Gannon told SI's Eagles Today that his weekly call sheet has a similar number of blitzes ready if the proper situation arises.

“That's very well said. That's correct,” he said. "... We always talk about being adaptable and what that means is week-to-week you have to defend people differently."

On Monday the goal was to limit Justin Jefferson as much as possible.

“When you set up a game plan, you always look at how they're generating points and he was a major reason that they're generating points,” Gannon said of the star receiver. “Not just this year, but last year as well. I know it's a new system and coaching staff, but he's a really good player.

“We always take into account that hopefully we don't allow their best players to beat us”

Against the Washington Commanders on Sunday, the goal is surely going to change.

“Whether it's what you're doing schematically, how we set up the game plan for me to call it when we talk to our guys’ ‘Hey, this is how I'm going to call the game. These are when these calls are going to come up if we get them to these certain situations,’” he said. “First, second, third down, red zone, two minute, everything within a game that goes on.

“Then it basically comes down to when we practice those things, do we execute them, practice them, do the guys feel comfortable with them? Are we accentuating our matchups? And does it – ultimately is it the best thing to do versus who we're defending?

“From there, then we let it rip.”

The perceived aggression from week to week comes from execution, not wholesale schematic changes.

-John McMullen contributes Eagles coverage for's Eagles Today and is the NFL Insider for JAKIB Sports.
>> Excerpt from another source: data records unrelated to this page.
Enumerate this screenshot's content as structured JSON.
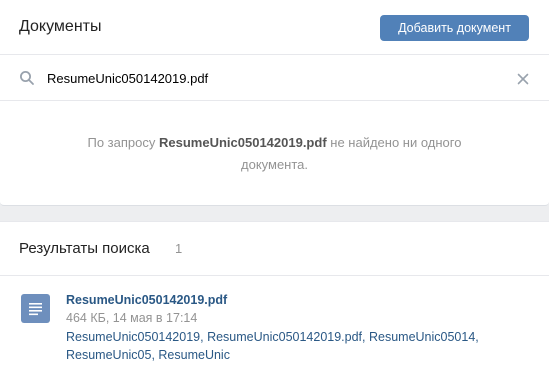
{
  "header": {
    "title": "Документы",
    "add_button": "Добавить документ"
  },
  "search": {
    "value": "ResumeUnic050142019.pdf",
    "placeholder": ""
  },
  "empty_state": {
    "prefix": "По запросу ",
    "query": "ResumeUnic050142019.pdf",
    "suffix": " не найдено ни одного документа."
  },
  "results": {
    "title": "Результаты поиска",
    "count": "1",
    "items": [
      {
        "name": "ResumeUnic050142019.pdf",
        "meta": "464 КБ, 14 мая в 17:14",
        "tags": "ResumeUnic050142019, ResumeUnic050142019.pdf, ResumeUnic05014, ResumeUnic05, ResumeUnic",
        "icon": "document-icon"
      }
    ]
  },
  "colors": {
    "accent": "#5181b8",
    "link": "#2a5885",
    "muted": "#939393",
    "page_bg": "#edeef0",
    "doc_icon": "#6e8fbd"
  },
  "icons": {
    "search": "search-icon",
    "clear": "close-icon",
    "document": "document-icon"
  }
}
You can listen to John, alongside legendary sports-talker Jody McDonald, every morning from 8-10 on ‘Birds 365,” streaming live on and You can reach John at or on Twitter @JFMcMullen